Problem requirements
Please copy each line of the records below that includes the word "this".

──────── Exercise inputs ────────

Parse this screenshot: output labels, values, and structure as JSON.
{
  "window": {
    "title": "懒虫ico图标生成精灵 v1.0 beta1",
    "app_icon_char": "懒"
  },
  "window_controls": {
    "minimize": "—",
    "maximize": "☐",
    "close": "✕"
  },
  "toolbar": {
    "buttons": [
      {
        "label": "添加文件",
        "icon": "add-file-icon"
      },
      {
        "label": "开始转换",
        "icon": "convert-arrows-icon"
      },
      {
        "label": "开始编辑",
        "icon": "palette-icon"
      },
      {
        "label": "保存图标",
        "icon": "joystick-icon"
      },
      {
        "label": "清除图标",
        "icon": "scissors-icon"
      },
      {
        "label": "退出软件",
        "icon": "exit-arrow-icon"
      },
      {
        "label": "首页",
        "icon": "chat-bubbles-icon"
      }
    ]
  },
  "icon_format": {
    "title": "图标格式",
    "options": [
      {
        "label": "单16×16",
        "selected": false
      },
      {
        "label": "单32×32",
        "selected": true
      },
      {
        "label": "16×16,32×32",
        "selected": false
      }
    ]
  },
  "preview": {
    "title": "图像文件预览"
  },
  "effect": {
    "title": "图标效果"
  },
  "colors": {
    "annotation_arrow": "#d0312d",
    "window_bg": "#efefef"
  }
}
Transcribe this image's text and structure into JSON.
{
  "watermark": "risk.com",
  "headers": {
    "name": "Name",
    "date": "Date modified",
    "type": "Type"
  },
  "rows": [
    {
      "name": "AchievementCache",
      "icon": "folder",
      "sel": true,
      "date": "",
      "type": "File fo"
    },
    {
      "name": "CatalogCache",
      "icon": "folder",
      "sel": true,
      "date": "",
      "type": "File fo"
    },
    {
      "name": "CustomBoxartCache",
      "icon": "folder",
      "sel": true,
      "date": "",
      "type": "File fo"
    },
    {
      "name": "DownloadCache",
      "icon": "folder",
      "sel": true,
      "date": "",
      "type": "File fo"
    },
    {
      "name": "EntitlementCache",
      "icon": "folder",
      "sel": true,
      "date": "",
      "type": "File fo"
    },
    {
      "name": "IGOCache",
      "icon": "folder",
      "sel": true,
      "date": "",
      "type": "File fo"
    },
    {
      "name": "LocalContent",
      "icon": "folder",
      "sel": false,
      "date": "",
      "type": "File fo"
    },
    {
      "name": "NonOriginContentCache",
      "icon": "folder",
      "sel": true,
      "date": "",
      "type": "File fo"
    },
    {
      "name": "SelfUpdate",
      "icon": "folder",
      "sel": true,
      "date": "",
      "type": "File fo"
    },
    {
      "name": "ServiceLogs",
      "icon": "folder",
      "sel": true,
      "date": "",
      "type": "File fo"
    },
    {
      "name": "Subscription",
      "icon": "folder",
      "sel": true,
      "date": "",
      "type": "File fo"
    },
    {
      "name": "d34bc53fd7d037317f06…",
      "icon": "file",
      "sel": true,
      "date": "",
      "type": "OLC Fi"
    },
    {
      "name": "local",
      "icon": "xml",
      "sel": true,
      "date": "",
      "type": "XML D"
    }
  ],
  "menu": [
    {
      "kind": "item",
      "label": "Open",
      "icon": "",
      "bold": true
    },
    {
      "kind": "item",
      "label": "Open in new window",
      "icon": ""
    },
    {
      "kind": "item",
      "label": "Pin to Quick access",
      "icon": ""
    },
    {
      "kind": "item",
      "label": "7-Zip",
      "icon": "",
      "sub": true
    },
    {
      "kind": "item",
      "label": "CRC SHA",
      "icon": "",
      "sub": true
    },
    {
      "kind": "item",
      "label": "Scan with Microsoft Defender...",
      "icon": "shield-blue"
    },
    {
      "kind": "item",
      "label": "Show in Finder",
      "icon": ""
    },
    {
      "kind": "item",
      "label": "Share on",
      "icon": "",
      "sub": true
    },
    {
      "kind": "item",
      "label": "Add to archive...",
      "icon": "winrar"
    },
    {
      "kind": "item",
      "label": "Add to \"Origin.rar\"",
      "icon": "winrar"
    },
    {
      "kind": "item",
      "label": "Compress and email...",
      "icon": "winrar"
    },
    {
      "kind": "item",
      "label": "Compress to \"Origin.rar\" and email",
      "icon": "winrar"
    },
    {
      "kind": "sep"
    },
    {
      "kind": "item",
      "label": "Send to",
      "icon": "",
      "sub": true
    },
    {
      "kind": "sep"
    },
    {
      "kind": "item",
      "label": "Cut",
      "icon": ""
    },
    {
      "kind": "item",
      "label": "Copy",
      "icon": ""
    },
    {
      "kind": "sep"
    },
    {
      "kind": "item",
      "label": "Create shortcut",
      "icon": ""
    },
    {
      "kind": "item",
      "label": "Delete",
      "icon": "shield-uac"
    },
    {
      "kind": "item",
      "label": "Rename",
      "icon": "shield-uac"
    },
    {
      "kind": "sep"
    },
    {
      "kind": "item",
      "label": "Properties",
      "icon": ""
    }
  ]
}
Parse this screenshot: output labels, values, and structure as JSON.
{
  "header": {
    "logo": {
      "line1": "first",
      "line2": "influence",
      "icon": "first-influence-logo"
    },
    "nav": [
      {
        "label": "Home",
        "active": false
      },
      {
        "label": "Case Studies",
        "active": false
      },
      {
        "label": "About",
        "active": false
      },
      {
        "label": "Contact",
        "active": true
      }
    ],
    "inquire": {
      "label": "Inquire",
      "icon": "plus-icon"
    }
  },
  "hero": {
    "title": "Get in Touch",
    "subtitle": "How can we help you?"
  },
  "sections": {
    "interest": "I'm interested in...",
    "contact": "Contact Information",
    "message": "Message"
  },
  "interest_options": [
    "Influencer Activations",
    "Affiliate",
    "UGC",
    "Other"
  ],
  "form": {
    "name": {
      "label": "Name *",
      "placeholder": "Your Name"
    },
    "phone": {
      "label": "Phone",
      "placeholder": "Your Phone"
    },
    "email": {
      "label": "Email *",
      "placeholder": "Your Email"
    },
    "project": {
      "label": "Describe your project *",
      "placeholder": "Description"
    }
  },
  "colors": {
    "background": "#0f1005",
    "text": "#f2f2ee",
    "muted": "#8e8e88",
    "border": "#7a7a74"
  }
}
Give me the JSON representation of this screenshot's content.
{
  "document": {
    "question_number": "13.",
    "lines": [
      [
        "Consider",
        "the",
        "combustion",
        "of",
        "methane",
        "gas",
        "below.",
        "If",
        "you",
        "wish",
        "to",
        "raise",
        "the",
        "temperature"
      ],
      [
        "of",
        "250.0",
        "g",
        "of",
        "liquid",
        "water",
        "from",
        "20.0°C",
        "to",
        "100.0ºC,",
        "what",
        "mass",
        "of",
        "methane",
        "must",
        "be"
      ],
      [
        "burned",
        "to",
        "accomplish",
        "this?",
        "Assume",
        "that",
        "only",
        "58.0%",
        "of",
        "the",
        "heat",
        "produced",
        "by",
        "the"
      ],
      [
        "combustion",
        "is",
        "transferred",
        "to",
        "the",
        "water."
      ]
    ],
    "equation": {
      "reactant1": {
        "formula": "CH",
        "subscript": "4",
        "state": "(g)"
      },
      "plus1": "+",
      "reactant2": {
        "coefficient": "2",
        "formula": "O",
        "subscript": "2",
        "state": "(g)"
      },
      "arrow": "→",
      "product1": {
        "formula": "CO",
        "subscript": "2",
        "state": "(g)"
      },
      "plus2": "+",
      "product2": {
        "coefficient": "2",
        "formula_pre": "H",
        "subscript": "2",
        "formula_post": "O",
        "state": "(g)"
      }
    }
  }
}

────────

Reply to the exercise
Parse this screenshot: output labels, values, and structure as JSON.
Transcribe this image's text and structure into JSON.
Parse this screenshot: output labels, values, and structure as JSON.
Give me the JSON representation of this screenshot's content.
        "this?",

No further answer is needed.